|The first excerpt represents the element of Air. It speaks of mental influences and the process of thought, and is drawn from Laches by Plato:
doing: he who does not fly from reproof will be sure to take more heed of
his after-life; as Solon says, he will wish and desire to be learning so
long as he lives, and will not think that old age of itself brings wisdom.
To me, to be cross-examined by Socrates is neither unusual nor unpleasant;
indeed, I knew all along that where Socrates was, the argument would soon
pass from our sons to ourselves; and therefore, I say that for my part, I
am quite willing to discourse with Socrates in his own manner; but you had
better ask our friend Laches what his feeling may be.
LACHES: I have but one feeling, Nicias, or (shall I say?) two feelings,
about discussions. Some would think that I am a lover, and to others I may
seem to be a hater of discourse; for when I hear a man discoursing of
|The second excerpt represents the element of Fire. It speaks of emotional influences and base passions, and is drawn from The Master Key by L. Frank Baum:
to feed cannibals. Wish I was at home with mother and dad and the
girls. Wish I'd never seen the Demon of Electricity and his wonderful
inventions. I was happy enough before I struck that awful Master Key.
And now I'll be eaten--with salt and pepper, probably. Wonder if

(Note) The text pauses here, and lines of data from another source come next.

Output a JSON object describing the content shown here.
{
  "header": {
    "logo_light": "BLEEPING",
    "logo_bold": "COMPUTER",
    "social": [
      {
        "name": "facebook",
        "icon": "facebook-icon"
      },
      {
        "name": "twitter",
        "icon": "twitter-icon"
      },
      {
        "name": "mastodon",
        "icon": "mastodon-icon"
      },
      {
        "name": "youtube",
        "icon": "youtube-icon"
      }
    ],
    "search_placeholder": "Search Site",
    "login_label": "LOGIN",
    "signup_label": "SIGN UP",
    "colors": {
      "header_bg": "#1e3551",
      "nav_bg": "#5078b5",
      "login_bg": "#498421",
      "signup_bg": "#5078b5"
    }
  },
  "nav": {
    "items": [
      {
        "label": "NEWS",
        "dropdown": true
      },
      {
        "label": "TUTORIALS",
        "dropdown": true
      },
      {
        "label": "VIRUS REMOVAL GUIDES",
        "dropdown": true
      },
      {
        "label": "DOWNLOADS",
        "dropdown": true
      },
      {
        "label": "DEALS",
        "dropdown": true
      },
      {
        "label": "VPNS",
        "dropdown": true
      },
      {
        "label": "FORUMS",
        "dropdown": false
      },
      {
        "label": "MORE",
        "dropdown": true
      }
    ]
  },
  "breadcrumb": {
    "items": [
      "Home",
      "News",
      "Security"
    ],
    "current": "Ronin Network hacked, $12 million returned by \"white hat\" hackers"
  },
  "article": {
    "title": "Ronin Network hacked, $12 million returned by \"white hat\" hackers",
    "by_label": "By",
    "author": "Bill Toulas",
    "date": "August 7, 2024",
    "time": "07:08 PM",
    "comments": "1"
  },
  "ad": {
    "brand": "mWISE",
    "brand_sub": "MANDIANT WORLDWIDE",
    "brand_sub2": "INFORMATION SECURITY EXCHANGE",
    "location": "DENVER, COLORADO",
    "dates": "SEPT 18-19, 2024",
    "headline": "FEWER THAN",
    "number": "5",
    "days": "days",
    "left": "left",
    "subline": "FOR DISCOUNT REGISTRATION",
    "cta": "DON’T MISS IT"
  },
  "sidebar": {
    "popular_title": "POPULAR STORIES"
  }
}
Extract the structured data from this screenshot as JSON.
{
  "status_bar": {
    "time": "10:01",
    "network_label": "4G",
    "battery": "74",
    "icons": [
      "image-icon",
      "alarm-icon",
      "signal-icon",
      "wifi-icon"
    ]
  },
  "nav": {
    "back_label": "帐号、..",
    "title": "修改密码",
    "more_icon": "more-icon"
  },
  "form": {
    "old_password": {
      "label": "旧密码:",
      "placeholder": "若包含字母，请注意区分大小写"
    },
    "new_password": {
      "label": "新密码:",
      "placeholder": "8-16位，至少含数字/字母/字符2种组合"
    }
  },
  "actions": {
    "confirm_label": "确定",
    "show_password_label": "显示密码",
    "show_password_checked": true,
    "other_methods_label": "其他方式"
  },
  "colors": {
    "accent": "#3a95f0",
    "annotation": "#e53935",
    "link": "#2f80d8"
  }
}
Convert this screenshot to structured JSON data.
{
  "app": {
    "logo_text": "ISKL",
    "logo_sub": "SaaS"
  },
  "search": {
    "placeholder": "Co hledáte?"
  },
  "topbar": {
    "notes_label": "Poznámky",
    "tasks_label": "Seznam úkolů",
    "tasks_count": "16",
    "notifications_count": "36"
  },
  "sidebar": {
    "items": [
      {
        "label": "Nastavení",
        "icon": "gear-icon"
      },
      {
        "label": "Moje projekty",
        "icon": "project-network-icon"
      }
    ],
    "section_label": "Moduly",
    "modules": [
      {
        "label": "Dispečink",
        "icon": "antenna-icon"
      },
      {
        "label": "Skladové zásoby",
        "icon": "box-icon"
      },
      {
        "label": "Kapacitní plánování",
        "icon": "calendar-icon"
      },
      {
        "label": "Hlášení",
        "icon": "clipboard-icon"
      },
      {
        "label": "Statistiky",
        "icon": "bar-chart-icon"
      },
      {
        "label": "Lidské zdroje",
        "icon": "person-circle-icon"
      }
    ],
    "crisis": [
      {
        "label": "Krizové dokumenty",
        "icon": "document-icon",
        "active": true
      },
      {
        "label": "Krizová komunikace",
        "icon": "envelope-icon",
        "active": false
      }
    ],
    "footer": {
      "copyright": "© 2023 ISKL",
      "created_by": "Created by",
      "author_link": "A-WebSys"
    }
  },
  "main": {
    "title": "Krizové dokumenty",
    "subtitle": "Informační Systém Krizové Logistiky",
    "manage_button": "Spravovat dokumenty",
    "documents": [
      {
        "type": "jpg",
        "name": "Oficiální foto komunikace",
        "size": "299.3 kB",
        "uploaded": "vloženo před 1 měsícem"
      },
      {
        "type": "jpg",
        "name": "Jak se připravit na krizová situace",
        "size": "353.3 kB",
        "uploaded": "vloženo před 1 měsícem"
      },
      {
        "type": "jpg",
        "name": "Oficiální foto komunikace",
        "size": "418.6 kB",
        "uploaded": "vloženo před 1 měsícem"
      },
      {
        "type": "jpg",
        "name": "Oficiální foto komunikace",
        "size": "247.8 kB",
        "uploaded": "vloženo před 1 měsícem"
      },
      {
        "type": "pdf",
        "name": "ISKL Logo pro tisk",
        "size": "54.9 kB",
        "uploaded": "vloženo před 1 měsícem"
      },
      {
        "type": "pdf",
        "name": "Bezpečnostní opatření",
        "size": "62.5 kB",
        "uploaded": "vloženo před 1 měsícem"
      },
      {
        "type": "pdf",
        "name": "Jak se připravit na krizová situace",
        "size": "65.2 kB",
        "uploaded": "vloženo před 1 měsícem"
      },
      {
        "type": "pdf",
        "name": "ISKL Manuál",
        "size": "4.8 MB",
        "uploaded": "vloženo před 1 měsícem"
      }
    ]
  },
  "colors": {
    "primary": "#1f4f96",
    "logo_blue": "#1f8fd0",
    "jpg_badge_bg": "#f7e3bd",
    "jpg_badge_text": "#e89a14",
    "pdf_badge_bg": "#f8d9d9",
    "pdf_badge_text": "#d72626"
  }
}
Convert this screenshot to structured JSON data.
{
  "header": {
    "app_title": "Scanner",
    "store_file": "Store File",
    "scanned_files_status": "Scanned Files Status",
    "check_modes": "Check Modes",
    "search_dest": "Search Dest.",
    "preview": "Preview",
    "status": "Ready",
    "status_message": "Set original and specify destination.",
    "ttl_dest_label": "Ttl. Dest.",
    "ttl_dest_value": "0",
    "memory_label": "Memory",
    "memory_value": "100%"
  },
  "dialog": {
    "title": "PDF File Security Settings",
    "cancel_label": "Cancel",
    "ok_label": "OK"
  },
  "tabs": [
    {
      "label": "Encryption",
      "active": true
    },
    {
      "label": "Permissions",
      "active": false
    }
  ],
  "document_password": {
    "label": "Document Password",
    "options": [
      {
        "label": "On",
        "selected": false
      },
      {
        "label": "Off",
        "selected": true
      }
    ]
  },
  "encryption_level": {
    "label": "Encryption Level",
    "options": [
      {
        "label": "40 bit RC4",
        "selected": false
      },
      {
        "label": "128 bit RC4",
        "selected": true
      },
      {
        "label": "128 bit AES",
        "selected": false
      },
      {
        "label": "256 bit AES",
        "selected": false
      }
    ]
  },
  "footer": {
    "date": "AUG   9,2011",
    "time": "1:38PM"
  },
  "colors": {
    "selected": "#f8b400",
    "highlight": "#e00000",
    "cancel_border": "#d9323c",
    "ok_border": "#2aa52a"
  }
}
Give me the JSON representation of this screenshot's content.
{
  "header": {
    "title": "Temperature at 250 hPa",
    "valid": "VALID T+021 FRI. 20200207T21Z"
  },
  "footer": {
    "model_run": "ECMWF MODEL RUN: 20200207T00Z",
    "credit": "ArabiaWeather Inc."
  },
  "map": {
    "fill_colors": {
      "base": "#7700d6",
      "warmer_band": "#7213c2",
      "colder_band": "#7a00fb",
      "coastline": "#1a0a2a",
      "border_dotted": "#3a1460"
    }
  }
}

there'll be any gravy. Perhaps they'll boil me, with biscuits, as
mother does chickens. Oh-h-h-h-h! It's just awful!"
In the midst of these depressing thoughts he became aware that
something was hurting his back. After rolling over he found that he
had been lying upon a sharp stone that stuck out of the earth. This
gave him an idea. He rolled upon the stone again and began rubbing
the rope that bound him against the sharp edge.
The Master Key
|The third excerpt represents the element of Water. It speaks of pure spiritual influences and feelings of love, and is drawn from The Life and Adventures of Santa Claus by L. Frank Baum:
all that it contained.
"Your cat is a nice cat, Claus," he said, at last. "Let me hold it."
But puss objected and ran away.
"The other cat won't run, Claus," continued the boy. "Let me hold
that one." Claus placed the toy in his arms, and the boy held it
lovingly and kissed the tip of its wooden ear.
"How did you get lost in the storm, Weekum?" asked Claus.
"I started to walk to my auntie's house and lost my way," answered Weekum.
"Were you frightened?"
"It was cold," said Weekum, "and the snow got in my eyes, so I could
not see. Then I kept on till I fell in the snow, without knowing
The Life and Adventures of Santa Claus
|The fourth excerpt represents the element of Earth. It speaks of physical influences and the impact of the unseen on the visible world, and is drawn from Christ in Flanders by Honore de Balzac:
The soldier, holding fast to the vessel's side, never took his eyes
off the strange visitor. He copied on his own rough and swarthy
features the imperturbability of the other's face, applying to this
task the whole strength of a will and intelligence but little
corrupted in the course of a life of mechanical and passive obedience.
So emulous was he of a calm and tranquil courage greater than his own,
that at last, perhaps unconsciously, something of that mysterious
nature passed into his own soul. His admiration became an instinctive
zeal for this man, a boundless love for and belief in him, such a love
as soldiers feel for their leader when he has the power of swaying
other men, when the halo of victories surrounds him, and the magical